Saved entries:
---*---

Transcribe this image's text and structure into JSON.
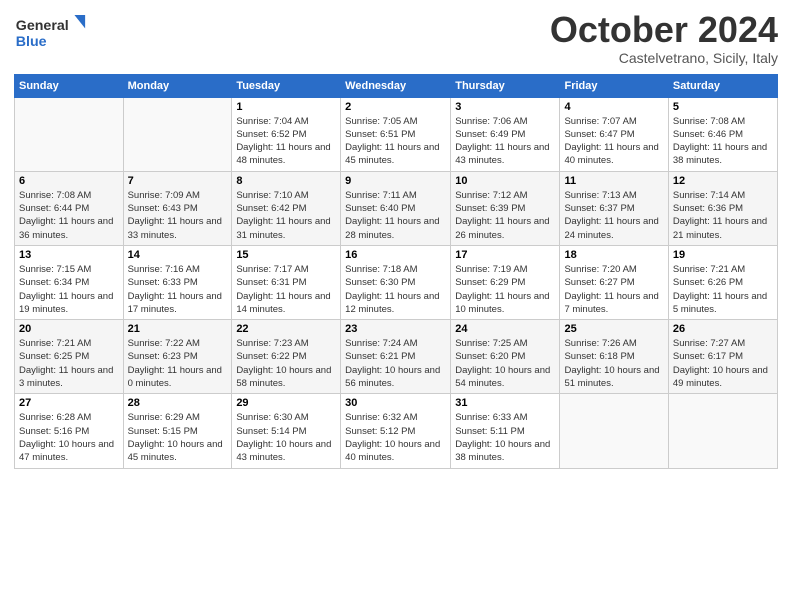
{
  "header": {
    "logo_general": "General",
    "logo_blue": "Blue",
    "title": "October 2024",
    "location": "Castelvetrano, Sicily, Italy"
  },
  "weekdays": [
    "Sunday",
    "Monday",
    "Tuesday",
    "Wednesday",
    "Thursday",
    "Friday",
    "Saturday"
  ],
  "weeks": [
    [
      {
        "day": "",
        "sunrise": "",
        "sunset": "",
        "daylight": ""
      },
      {
        "day": "",
        "sunrise": "",
        "sunset": "",
        "daylight": ""
      },
      {
        "day": "1",
        "sunrise": "Sunrise: 7:04 AM",
        "sunset": "Sunset: 6:52 PM",
        "daylight": "Daylight: 11 hours and 48 minutes."
      },
      {
        "day": "2",
        "sunrise": "Sunrise: 7:05 AM",
        "sunset": "Sunset: 6:51 PM",
        "daylight": "Daylight: 11 hours and 45 minutes."
      },
      {
        "day": "3",
        "sunrise": "Sunrise: 7:06 AM",
        "sunset": "Sunset: 6:49 PM",
        "daylight": "Daylight: 11 hours and 43 minutes."
      },
      {
        "day": "4",
        "sunrise": "Sunrise: 7:07 AM",
        "sunset": "Sunset: 6:47 PM",
        "daylight": "Daylight: 11 hours and 40 minutes."
      },
      {
        "day": "5",
        "sunrise": "Sunrise: 7:08 AM",
        "sunset": "Sunset: 6:46 PM",
        "daylight": "Daylight: 11 hours and 38 minutes."
      }
    ],
    [
      {
        "day": "6",
        "sunrise": "Sunrise: 7:08 AM",
        "sunset": "Sunset: 6:44 PM",
        "daylight": "Daylight: 11 hours and 36 minutes."
      },
      {
        "day": "7",
        "sunrise": "Sunrise: 7:09 AM",
        "sunset": "Sunset: 6:43 PM",
        "daylight": "Daylight: 11 hours and 33 minutes."
      },
      {
        "day": "8",
        "sunrise": "Sunrise: 7:10 AM",
        "sunset": "Sunset: 6:42 PM",
        "daylight": "Daylight: 11 hours and 31 minutes."
      },
      {
        "day": "9",
        "sunrise": "Sunrise: 7:11 AM",
        "sunset": "Sunset: 6:40 PM",
        "daylight": "Daylight: 11 hours and 28 minutes."
      },
      {
        "day": "10",
        "sunrise": "Sunrise: 7:12 AM",
        "sunset": "Sunset: 6:39 PM",
        "daylight": "Daylight: 11 hours and 26 minutes."
      },
      {
        "day": "11",
        "sunrise": "Sunrise: 7:13 AM",
        "sunset": "Sunset: 6:37 PM",
        "daylight": "Daylight: 11 hours and 24 minutes."
      },
      {
        "day": "12",
        "sunrise": "Sunrise: 7:14 AM",
        "sunset": "Sunset: 6:36 PM",
        "daylight": "Daylight: 11 hours and 21 minutes."
      }
    ],
    [
      {
        "day": "13",
        "sunrise": "Sunrise: 7:15 AM",
        "sunset": "Sunset: 6:34 PM",
        "daylight": "Daylight: 11 hours and 19 minutes."
      },
      {
        "day": "14",
        "sunrise": "Sunrise: 7:16 AM",
        "sunset": "Sunset: 6:33 PM",
        "daylight": "Daylight: 11 hours and 17 minutes."
      },
      {
        "day": "15",
        "sunrise": "Sunrise: 7:17 AM",
        "sunset": "Sunset: 6:31 PM",
        "daylight": "Daylight: 11 hours and 14 minutes."
      },
      {
        "day": "16",
        "sunrise": "Sunrise: 7:18 AM",
        "sunset": "Sunset: 6:30 PM",
        "daylight": "Daylight: 11 hours and 12 minutes."
      },
      {
        "day": "17",
        "sunrise": "Sunrise: 7:19 AM",
        "sunset": "Sunset: 6:29 PM",
        "daylight": "Daylight: 11 hours and 10 minutes."
      },
      {
        "day": "18",
        "sunrise": "Sunrise: 7:20 AM",
        "sunset": "Sunset: 6:27 PM",
        "daylight": "Daylight: 11 hours and 7 minutes."
      },
      {
        "day": "19",
        "sunrise": "Sunrise: 7:21 AM",
        "sunset": "Sunset: 6:26 PM",
        "daylight": "Daylight: 11 hours and 5 minutes."
      }
    ],
    [
      {
        "day": "20",
        "sunrise": "Sunrise: 7:21 AM",
        "sunset": "Sunset: 6:25 PM",
        "daylight": "Daylight: 11 hours and 3 minutes."
      },
      {
        "day": "21",
        "sunrise": "Sunrise: 7:22 AM",
        "sunset": "Sunset: 6:23 PM",
        "daylight": "Daylight: 11 hours and 0 minutes."
      },
      {
        "day": "22",
        "sunrise": "Sunrise: 7:23 AM",
        "sunset": "Sunset: 6:22 PM",
        "daylight": "Daylight: 10 hours and 58 minutes."
      },
      {
        "day": "23",
        "sunrise": "Sunrise: 7:24 AM",
        "sunset": "Sunset: 6:21 PM",
        "daylight": "Daylight: 10 hours and 56 minutes."
      },
      {
        "day": "24",
        "sunrise": "Sunrise: 7:25 AM",
        "sunset": "Sunset: 6:20 PM",
        "daylight": "Daylight: 10 hours and 54 minutes."
      },
      {
        "day": "25",
        "sunrise": "Sunrise: 7:26 AM",
        "sunset": "Sunset: 6:18 PM",
        "daylight": "Daylight: 10 hours and 51 minutes."
      },
      {
        "day": "26",
        "sunrise": "Sunrise: 7:27 AM",
        "sunset": "Sunset: 6:17 PM",
        "daylight": "Daylight: 10 hours and 49 minutes."
      }
    ],
    [
      {
        "day": "27",
        "sunrise": "Sunrise: 6:28 AM",
        "sunset": "Sunset: 5:16 PM",
        "daylight": "Daylight: 10 hours and 47 minutes."
      },
      {
        "day": "28",
        "sunrise": "Sunrise: 6:29 AM",
        "sunset": "Sunset: 5:15 PM",
        "daylight": "Daylight: 10 hours and 45 minutes."
      },
      {
        "day": "29",
        "sunrise": "Sunrise: 6:30 AM",
        "sunset": "Sunset: 5:14 PM",
        "daylight": "Daylight: 10 hours and 43 minutes."
      },
      {
        "day": "30",
        "sunrise": "Sunrise: 6:32 AM",
        "sunset": "Sunset: 5:12 PM",
        "daylight": "Daylight: 10 hours and 40 minutes."
      },
      {
        "day": "31",
        "sunrise": "Sunrise: 6:33 AM",
        "sunset": "Sunset: 5:11 PM",
        "daylight": "Daylight: 10 hours and 38 minutes."
      },
      {
        "day": "",
        "sunrise": "",
        "sunset": "",
        "daylight": ""
      },
      {
        "day": "",
        "sunrise": "",
        "sunset": "",
        "daylight": ""
      }
    ]
  ]
}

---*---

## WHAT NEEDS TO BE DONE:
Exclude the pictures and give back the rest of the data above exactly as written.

## ANSWER AREA:
Transcribe this image's text and structure into JSON.
{
  "header": {
    "logo_general": "General",
    "logo_blue": "Blue",
    "title": "October 2024",
    "location": "Castelvetrano, Sicily, Italy"
  },
  "weekdays": [
    "Sunday",
    "Monday",
    "Tuesday",
    "Wednesday",
    "Thursday",
    "Friday",
    "Saturday"
  ],
  "weeks": [
    [
      {
        "day": "",
        "sunrise": "",
        "sunset": "",
        "daylight": ""
      },
      {
        "day": "",
        "sunrise": "",
        "sunset": "",
        "daylight": ""
      },
      {
        "day": "1",
        "sunrise": "Sunrise: 7:04 AM",
        "sunset": "Sunset: 6:52 PM",
        "daylight": "Daylight: 11 hours and 48 minutes."
      },
      {
        "day": "2",
        "sunrise": "Sunrise: 7:05 AM",
        "sunset": "Sunset: 6:51 PM",
        "daylight": "Daylight: 11 hours and 45 minutes."
      },
      {
        "day": "3",
        "sunrise": "Sunrise: 7:06 AM",
        "sunset": "Sunset: 6:49 PM",
        "daylight": "Daylight: 11 hours and 43 minutes."
      },
      {
        "day": "4",
        "sunrise": "Sunrise: 7:07 AM",
        "sunset": "Sunset: 6:47 PM",
        "daylight": "Daylight: 11 hours and 40 minutes."
      },
      {
        "day": "5",
        "sunrise": "Sunrise: 7:08 AM",
        "sunset": "Sunset: 6:46 PM",
        "daylight": "Daylight: 11 hours and 38 minutes."
      }
    ],
    [
      {
        "day": "6",
        "sunrise": "Sunrise: 7:08 AM",
        "sunset": "Sunset: 6:44 PM",
        "daylight": "Daylight: 11 hours and 36 minutes."
      },
      {
        "day": "7",
        "sunrise": "Sunrise: 7:09 AM",
        "sunset": "Sunset: 6:43 PM",
        "daylight": "Daylight: 11 hours and 33 minutes."
      },
      {
        "day": "8",
        "sunrise": "Sunrise: 7:10 AM",
        "sunset": "Sunset: 6:42 PM",
        "daylight": "Daylight: 11 hours and 31 minutes."
      },
      {
        "day": "9",
        "sunrise": "Sunrise: 7:11 AM",
        "sunset": "Sunset: 6:40 PM",
        "daylight": "Daylight: 11 hours and 28 minutes."
      },
      {
        "day": "10",
        "sunrise": "Sunrise: 7:12 AM",
        "sunset": "Sunset: 6:39 PM",
        "daylight": "Daylight: 11 hours and 26 minutes."
      },
      {
        "day": "11",
        "sunrise": "Sunrise: 7:13 AM",
        "sunset": "Sunset: 6:37 PM",
        "daylight": "Daylight: 11 hours and 24 minutes."
      },
      {
        "day": "12",
        "sunrise": "Sunrise: 7:14 AM",
        "sunset": "Sunset: 6:36 PM",
        "daylight": "Daylight: 11 hours and 21 minutes."
      }
    ],
    [
      {
        "day": "13",
        "sunrise": "Sunrise: 7:15 AM",
        "sunset": "Sunset: 6:34 PM",
        "daylight": "Daylight: 11 hours and 19 minutes."
      },
      {
        "day": "14",
        "sunrise": "Sunrise: 7:16 AM",
        "sunset": "Sunset: 6:33 PM",
        "daylight": "Daylight: 11 hours and 17 minutes."
      },
      {
        "day": "15",
        "sunrise": "Sunrise: 7:17 AM",
        "sunset": "Sunset: 6:31 PM",
        "daylight": "Daylight: 11 hours and 14 minutes."
      },
      {
        "day": "16",
        "sunrise": "Sunrise: 7:18 AM",
        "sunset": "Sunset: 6:30 PM",
        "daylight": "Daylight: 11 hours and 12 minutes."
      },
      {
        "day": "17",
        "sunrise": "Sunrise: 7:19 AM",
        "sunset": "Sunset: 6:29 PM",
        "daylight": "Daylight: 11 hours and 10 minutes."
      },
      {
        "day": "18",
        "sunrise": "Sunrise: 7:20 AM",
        "sunset": "Sunset: 6:27 PM",
        "daylight": "Daylight: 11 hours and 7 minutes."
      },
      {
        "day": "19",
        "sunrise": "Sunrise: 7:21 AM",
        "sunset": "Sunset: 6:26 PM",
        "daylight": "Daylight: 11 hours and 5 minutes."
      }
    ],
    [
      {
        "day": "20",
        "sunrise": "Sunrise: 7:21 AM",
        "sunset": "Sunset: 6:25 PM",
        "daylight": "Daylight: 11 hours and 3 minutes."
      },
      {
        "day": "21",
        "sunrise": "Sunrise: 7:22 AM",
        "sunset": "Sunset: 6:23 PM",
        "daylight": "Daylight: 11 hours and 0 minutes."
      },
      {
        "day": "22",
        "sunrise": "Sunrise: 7:23 AM",
        "sunset": "Sunset: 6:22 PM",
        "daylight": "Daylight: 10 hours and 58 minutes."
      },
      {
        "day": "23",
        "sunrise": "Sunrise: 7:24 AM",
        "sunset": "Sunset: 6:21 PM",
        "daylight": "Daylight: 10 hours and 56 minutes."
      },
      {
        "day": "24",
        "sunrise": "Sunrise: 7:25 AM",
        "sunset": "Sunset: 6:20 PM",
        "daylight": "Daylight: 10 hours and 54 minutes."
      },
      {
        "day": "25",
        "sunrise": "Sunrise: 7:26 AM",
        "sunset": "Sunset: 6:18 PM",
        "daylight": "Daylight: 10 hours and 51 minutes."
      },
      {
        "day": "26",
        "sunrise": "Sunrise: 7:27 AM",
        "sunset": "Sunset: 6:17 PM",
        "daylight": "Daylight: 10 hours and 49 minutes."
      }
    ],
    [
      {
        "day": "27",
        "sunrise": "Sunrise: 6:28 AM",
        "sunset": "Sunset: 5:16 PM",
        "daylight": "Daylight: 10 hours and 47 minutes."
      },
      {
        "day": "28",
        "sunrise": "Sunrise: 6:29 AM",
        "sunset": "Sunset: 5:15 PM",
        "daylight": "Daylight: 10 hours and 45 minutes."
      },
      {
        "day": "29",
        "sunrise": "Sunrise: 6:30 AM",
        "sunset": "Sunset: 5:14 PM",
        "daylight": "Daylight: 10 hours and 43 minutes."
      },
      {
        "day": "30",
        "sunrise": "Sunrise: 6:32 AM",
        "sunset": "Sunset: 5:12 PM",
        "daylight": "Daylight: 10 hours and 40 minutes."
      },
      {
        "day": "31",
        "sunrise": "Sunrise: 6:33 AM",
        "sunset": "Sunset: 5:11 PM",
        "daylight": "Daylight: 10 hours and 38 minutes."
      },
      {
        "day": "",
        "sunrise": "",
        "sunset": "",
        "daylight": ""
      },
      {
        "day": "",
        "sunrise": "",
        "sunset": "",
        "daylight": ""
      }
    ]
  ]
}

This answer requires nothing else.